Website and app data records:
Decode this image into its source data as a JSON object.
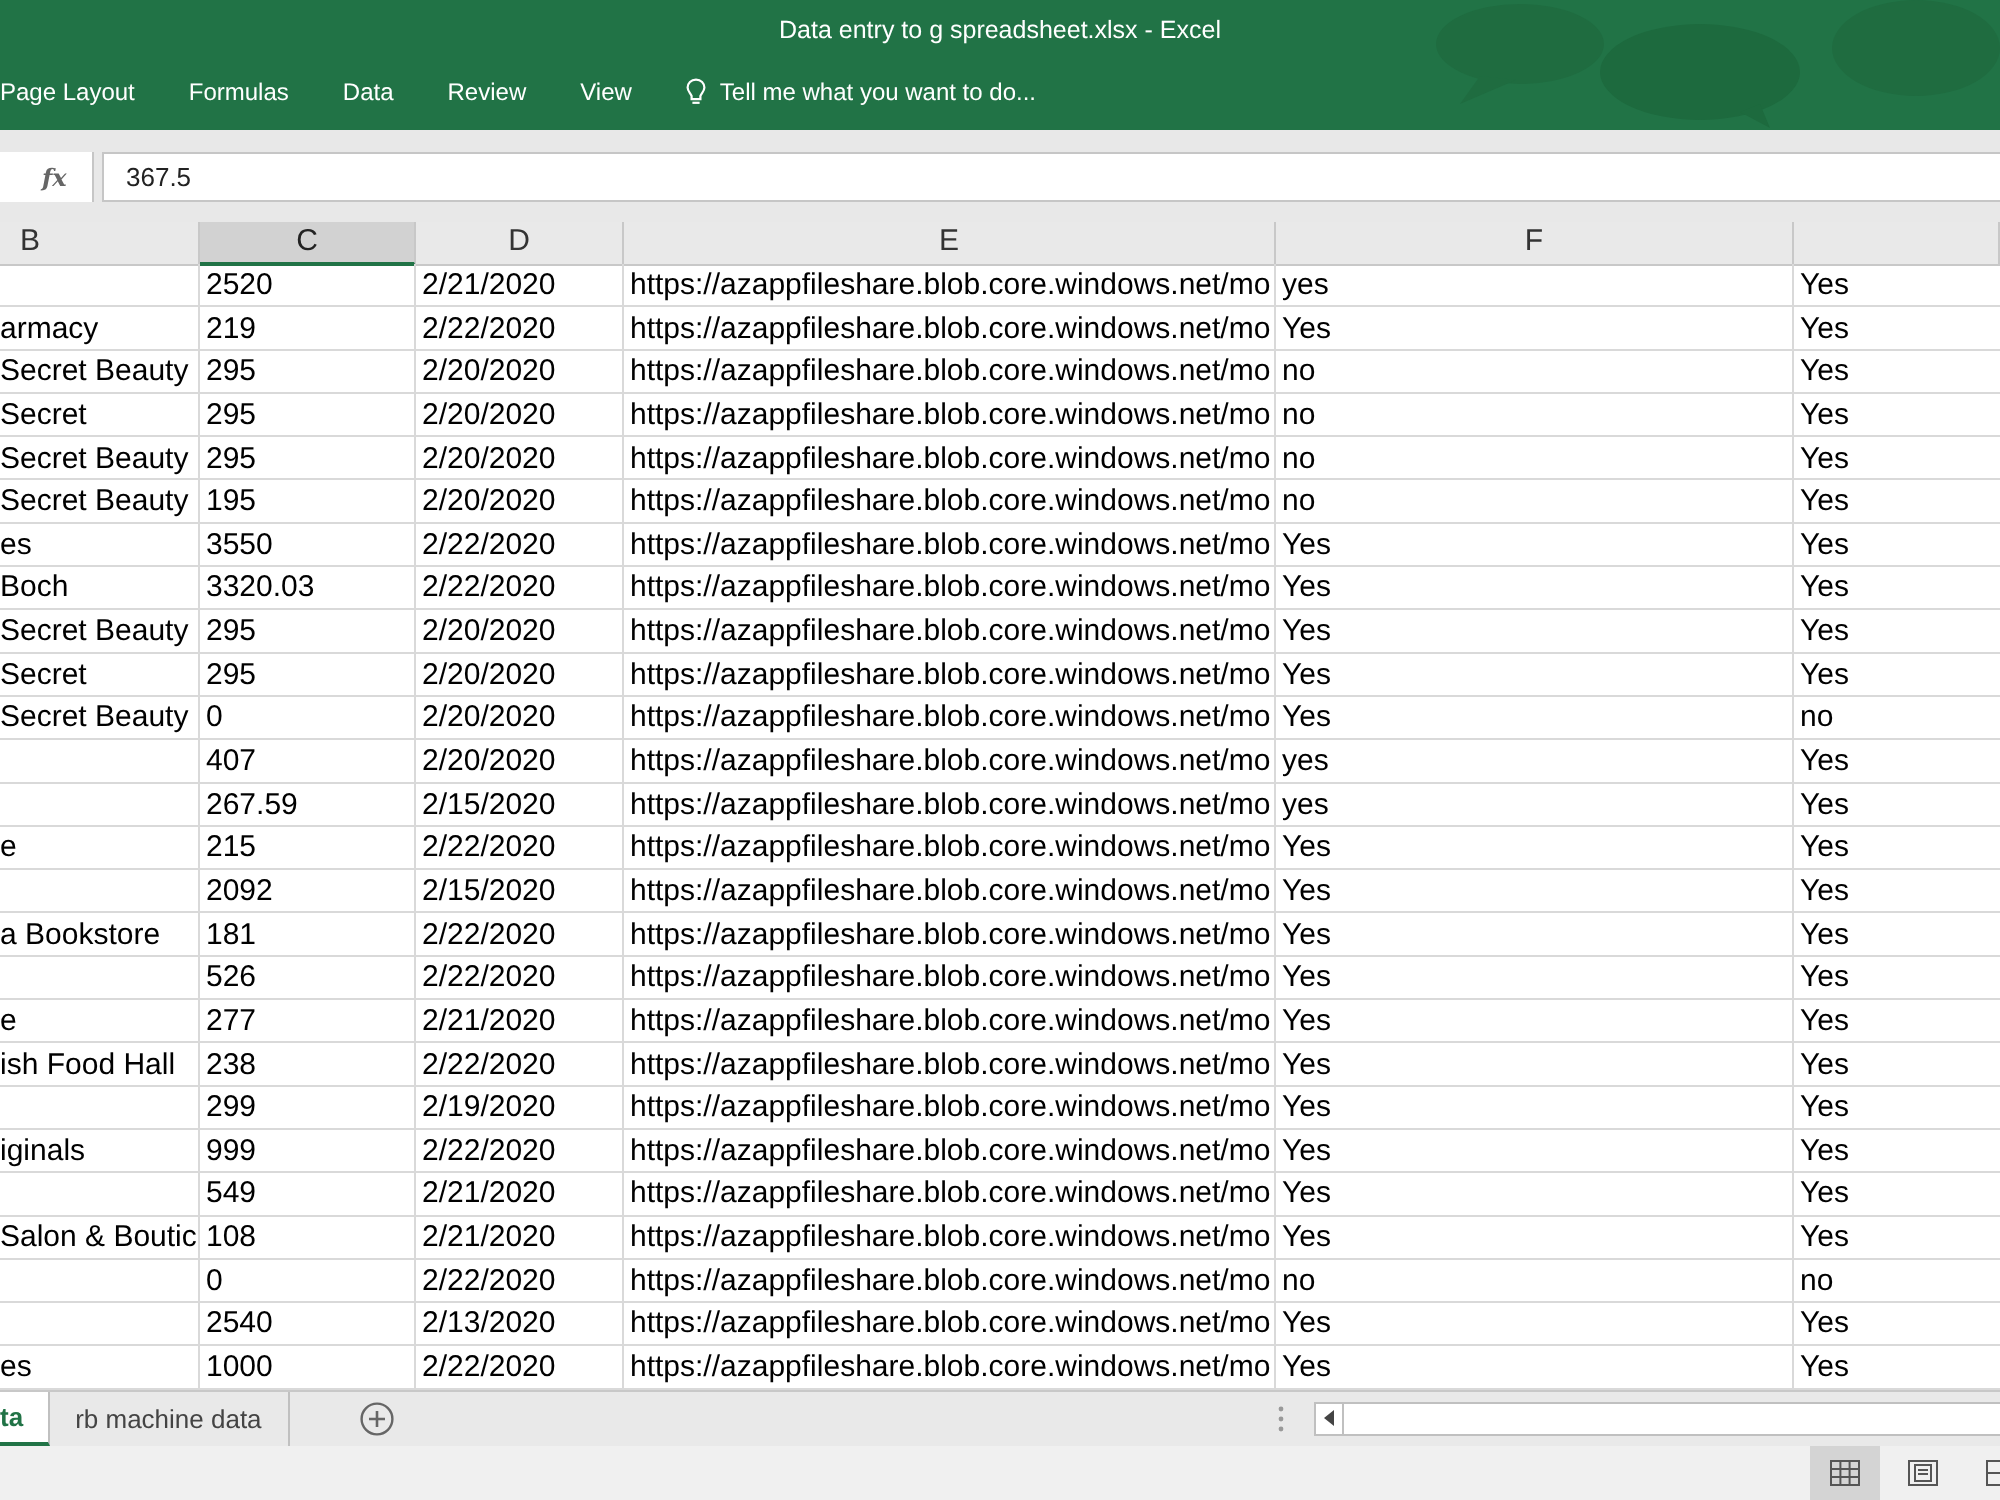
{
  "window": {
    "title": "Data entry to g spreadsheet.xlsx - Excel"
  },
  "ribbon_tabs": [
    {
      "label": "Page Layout",
      "selected": false
    },
    {
      "label": "Formulas",
      "selected": false
    },
    {
      "label": "Data",
      "selected": false
    },
    {
      "label": "Review",
      "selected": false
    },
    {
      "label": "View",
      "selected": false
    }
  ],
  "tell_me": {
    "placeholder": "Tell me what you want to do..."
  },
  "formula_bar": {
    "function_label": "fx",
    "value": "367.5"
  },
  "columns": [
    {
      "label": "B",
      "selected": false
    },
    {
      "label": "C",
      "selected": true
    },
    {
      "label": "D",
      "selected": false
    },
    {
      "label": "E",
      "selected": false
    },
    {
      "label": "F",
      "selected": false
    },
    {
      "selected": false
    }
  ],
  "rows": [
    {
      "C": "2520",
      "D": "2/21/2020",
      "E": "https://azappfileshare.blob.core.windows.net/mo",
      "F": "yes",
      "column_6": "Yes"
    },
    {
      "B": "armacy",
      "C": "219",
      "D": "2/22/2020",
      "E": "https://azappfileshare.blob.core.windows.net/mo",
      "F": "Yes",
      "column_6": "Yes"
    },
    {
      "B": "Secret Beauty",
      "C": "295",
      "D": "2/20/2020",
      "E": "https://azappfileshare.blob.core.windows.net/mo",
      "F": "no",
      "column_6": "Yes"
    },
    {
      "B": "Secret",
      "C": "295",
      "D": "2/20/2020",
      "E": "https://azappfileshare.blob.core.windows.net/mo",
      "F": "no",
      "column_6": "Yes"
    },
    {
      "B": "Secret Beauty",
      "C": "295",
      "D": "2/20/2020",
      "E": "https://azappfileshare.blob.core.windows.net/mo",
      "F": "no",
      "column_6": "Yes"
    },
    {
      "B": "Secret Beauty",
      "C": "195",
      "D": "2/20/2020",
      "E": "https://azappfileshare.blob.core.windows.net/mo",
      "F": "no",
      "column_6": "Yes"
    },
    {
      "B": "es",
      "C": "3550",
      "D": "2/22/2020",
      "E": "https://azappfileshare.blob.core.windows.net/mo",
      "F": "Yes",
      "column_6": "Yes"
    },
    {
      "B": "Boch",
      "C": "3320.03",
      "D": "2/22/2020",
      "E": "https://azappfileshare.blob.core.windows.net/mo",
      "F": "Yes",
      "column_6": "Yes"
    },
    {
      "B": "Secret Beauty",
      "C": "295",
      "D": "2/20/2020",
      "E": "https://azappfileshare.blob.core.windows.net/mo",
      "F": "Yes",
      "column_6": "Yes"
    },
    {
      "B": "Secret",
      "C": "295",
      "D": "2/20/2020",
      "E": "https://azappfileshare.blob.core.windows.net/mo",
      "F": "Yes",
      "column_6": "Yes"
    },
    {
      "B": "Secret Beauty",
      "C": "0",
      "D": "2/20/2020",
      "E": "https://azappfileshare.blob.core.windows.net/mo",
      "F": "Yes",
      "column_6": "no"
    },
    {
      "C": "407",
      "D": "2/20/2020",
      "E": "https://azappfileshare.blob.core.windows.net/mo",
      "F": "yes",
      "column_6": "Yes"
    },
    {
      "C": "267.59",
      "D": "2/15/2020",
      "E": "https://azappfileshare.blob.core.windows.net/mo",
      "F": "yes",
      "column_6": "Yes"
    },
    {
      "B": "e",
      "C": "215",
      "D": "2/22/2020",
      "E": "https://azappfileshare.blob.core.windows.net/mo",
      "F": "Yes",
      "column_6": "Yes"
    },
    {
      "C": "2092",
      "D": "2/15/2020",
      "E": "https://azappfileshare.blob.core.windows.net/mo",
      "F": "Yes",
      "column_6": "Yes"
    },
    {
      "B": "a Bookstore",
      "C": "181",
      "D": "2/22/2020",
      "E": "https://azappfileshare.blob.core.windows.net/mo",
      "F": "Yes",
      "column_6": "Yes"
    },
    {
      "C": "526",
      "D": "2/22/2020",
      "E": "https://azappfileshare.blob.core.windows.net/mo",
      "F": "Yes",
      "column_6": "Yes"
    },
    {
      "B": "e",
      "C": "277",
      "D": "2/21/2020",
      "E": "https://azappfileshare.blob.core.windows.net/mo",
      "F": "Yes",
      "column_6": "Yes"
    },
    {
      "B": "ish Food Hall",
      "C": "238",
      "D": "2/22/2020",
      "E": "https://azappfileshare.blob.core.windows.net/mo",
      "F": "Yes",
      "column_6": "Yes"
    },
    {
      "C": "299",
      "D": "2/19/2020",
      "E": "https://azappfileshare.blob.core.windows.net/mo",
      "F": "Yes",
      "column_6": "Yes"
    },
    {
      "B": "iginals",
      "C": "999",
      "D": "2/22/2020",
      "E": "https://azappfileshare.blob.core.windows.net/mo",
      "F": "Yes",
      "column_6": "Yes"
    },
    {
      "C": "549",
      "D": "2/21/2020",
      "E": "https://azappfileshare.blob.core.windows.net/mo",
      "F": "Yes",
      "column_6": "Yes"
    },
    {
      "B": "Salon & Boutic",
      "C": "108",
      "D": "2/21/2020",
      "E": "https://azappfileshare.blob.core.windows.net/mo",
      "F": "Yes",
      "column_6": "Yes"
    },
    {
      "C": "0",
      "D": "2/22/2020",
      "E": "https://azappfileshare.blob.core.windows.net/mo",
      "F": "no",
      "column_6": "no"
    },
    {
      "C": "2540",
      "D": "2/13/2020",
      "E": "https://azappfileshare.blob.core.windows.net/mo",
      "F": "Yes",
      "column_6": "Yes"
    },
    {
      "B": "es",
      "C": "1000",
      "D": "2/22/2020",
      "E": "https://azappfileshare.blob.core.windows.net/mo",
      "F": "Yes",
      "column_6": "Yes"
    }
  ],
  "sheet_tabs": [
    {
      "label": "ta",
      "selected": true
    },
    {
      "label": "rb machine data",
      "selected": false
    }
  ],
  "status_bar": {
    "views": [
      {
        "kind": "normal",
        "selected": true
      },
      {
        "kind": "page_layout",
        "selected": false
      },
      {
        "kind": "page_break",
        "selected": false
      }
    ]
  }
}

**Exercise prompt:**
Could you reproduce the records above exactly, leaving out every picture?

**Result below:**
Decode this image into its source data as a JSON object.
{
  "window": {
    "title": "Data entry to g spreadsheet.xlsx - Excel"
  },
  "ribbon_tabs": [
    {
      "label": "Page Layout",
      "selected": false
    },
    {
      "label": "Formulas",
      "selected": false
    },
    {
      "label": "Data",
      "selected": false
    },
    {
      "label": "Review",
      "selected": false
    },
    {
      "label": "View",
      "selected": false
    }
  ],
  "tell_me": {
    "placeholder": "Tell me what you want to do..."
  },
  "formula_bar": {
    "function_label": "fx",
    "value": "367.5"
  },
  "columns": [
    {
      "label": "B",
      "selected": false
    },
    {
      "label": "C",
      "selected": true
    },
    {
      "label": "D",
      "selected": false
    },
    {
      "label": "E",
      "selected": false
    },
    {
      "label": "F",
      "selected": false
    },
    {
      "selected": false
    }
  ],
  "rows": [
    {
      "C": "2520",
      "D": "2/21/2020",
      "E": "https://azappfileshare.blob.core.windows.net/mo",
      "F": "yes",
      "column_6": "Yes"
    },
    {
      "B": "armacy",
      "C": "219",
      "D": "2/22/2020",
      "E": "https://azappfileshare.blob.core.windows.net/mo",
      "F": "Yes",
      "column_6": "Yes"
    },
    {
      "B": "Secret Beauty",
      "C": "295",
      "D": "2/20/2020",
      "E": "https://azappfileshare.blob.core.windows.net/mo",
      "F": "no",
      "column_6": "Yes"
    },
    {
      "B": "Secret",
      "C": "295",
      "D": "2/20/2020",
      "E": "https://azappfileshare.blob.core.windows.net/mo",
      "F": "no",
      "column_6": "Yes"
    },
    {
      "B": "Secret Beauty",
      "C": "295",
      "D": "2/20/2020",
      "E": "https://azappfileshare.blob.core.windows.net/mo",
      "F": "no",
      "column_6": "Yes"
    },
    {
      "B": "Secret Beauty",
      "C": "195",
      "D": "2/20/2020",
      "E": "https://azappfileshare.blob.core.windows.net/mo",
      "F": "no",
      "column_6": "Yes"
    },
    {
      "B": "es",
      "C": "3550",
      "D": "2/22/2020",
      "E": "https://azappfileshare.blob.core.windows.net/mo",
      "F": "Yes",
      "column_6": "Yes"
    },
    {
      "B": "Boch",
      "C": "3320.03",
      "D": "2/22/2020",
      "E": "https://azappfileshare.blob.core.windows.net/mo",
      "F": "Yes",
      "column_6": "Yes"
    },
    {
      "B": "Secret Beauty",
      "C": "295",
      "D": "2/20/2020",
      "E": "https://azappfileshare.blob.core.windows.net/mo",
      "F": "Yes",
      "column_6": "Yes"
    },
    {
      "B": "Secret",
      "C": "295",
      "D": "2/20/2020",
      "E": "https://azappfileshare.blob.core.windows.net/mo",
      "F": "Yes",
      "column_6": "Yes"
    },
    {
      "B": "Secret Beauty",
      "C": "0",
      "D": "2/20/2020",
      "E": "https://azappfileshare.blob.core.windows.net/mo",
      "F": "Yes",
      "column_6": "no"
    },
    {
      "C": "407",
      "D": "2/20/2020",
      "E": "https://azappfileshare.blob.core.windows.net/mo",
      "F": "yes",
      "column_6": "Yes"
    },
    {
      "C": "267.59",
      "D": "2/15/2020",
      "E": "https://azappfileshare.blob.core.windows.net/mo",
      "F": "yes",
      "column_6": "Yes"
    },
    {
      "B": "e",
      "C": "215",
      "D": "2/22/2020",
      "E": "https://azappfileshare.blob.core.windows.net/mo",
      "F": "Yes",
      "column_6": "Yes"
    },
    {
      "C": "2092",
      "D": "2/15/2020",
      "E": "https://azappfileshare.blob.core.windows.net/mo",
      "F": "Yes",
      "column_6": "Yes"
    },
    {
      "B": "a Bookstore",
      "C": "181",
      "D": "2/22/2020",
      "E": "https://azappfileshare.blob.core.windows.net/mo",
      "F": "Yes",
      "column_6": "Yes"
    },
    {
      "C": "526",
      "D": "2/22/2020",
      "E": "https://azappfileshare.blob.core.windows.net/mo",
      "F": "Yes",
      "column_6": "Yes"
    },
    {
      "B": "e",
      "C": "277",
      "D": "2/21/2020",
      "E": "https://azappfileshare.blob.core.windows.net/mo",
      "F": "Yes",
      "column_6": "Yes"
    },
    {
      "B": "ish Food Hall",
      "C": "238",
      "D": "2/22/2020",
      "E": "https://azappfileshare.blob.core.windows.net/mo",
      "F": "Yes",
      "column_6": "Yes"
    },
    {
      "C": "299",
      "D": "2/19/2020",
      "E": "https://azappfileshare.blob.core.windows.net/mo",
      "F": "Yes",
      "column_6": "Yes"
    },
    {
      "B": "iginals",
      "C": "999",
      "D": "2/22/2020",
      "E": "https://azappfileshare.blob.core.windows.net/mo",
      "F": "Yes",
      "column_6": "Yes"
    },
    {
      "C": "549",
      "D": "2/21/2020",
      "E": "https://azappfileshare.blob.core.windows.net/mo",
      "F": "Yes",
      "column_6": "Yes"
    },
    {
      "B": "Salon & Boutic",
      "C": "108",
      "D": "2/21/2020",
      "E": "https://azappfileshare.blob.core.windows.net/mo",
      "F": "Yes",
      "column_6": "Yes"
    },
    {
      "C": "0",
      "D": "2/22/2020",
      "E": "https://azappfileshare.blob.core.windows.net/mo",
      "F": "no",
      "column_6": "no"
    },
    {
      "C": "2540",
      "D": "2/13/2020",
      "E": "https://azappfileshare.blob.core.windows.net/mo",
      "F": "Yes",
      "column_6": "Yes"
    },
    {
      "B": "es",
      "C": "1000",
      "D": "2/22/2020",
      "E": "https://azappfileshare.blob.core.windows.net/mo",
      "F": "Yes",
      "column_6": "Yes"
    }
  ],
  "sheet_tabs": [
    {
      "label": "ta",
      "selected": true
    },
    {
      "label": "rb machine data",
      "selected": false
    }
  ],
  "status_bar": {
    "views": [
      {
        "kind": "normal",
        "selected": true
      },
      {
        "kind": "page_layout",
        "selected": false
      },
      {
        "kind": "page_break",
        "selected": false
      }
    ]
  }
}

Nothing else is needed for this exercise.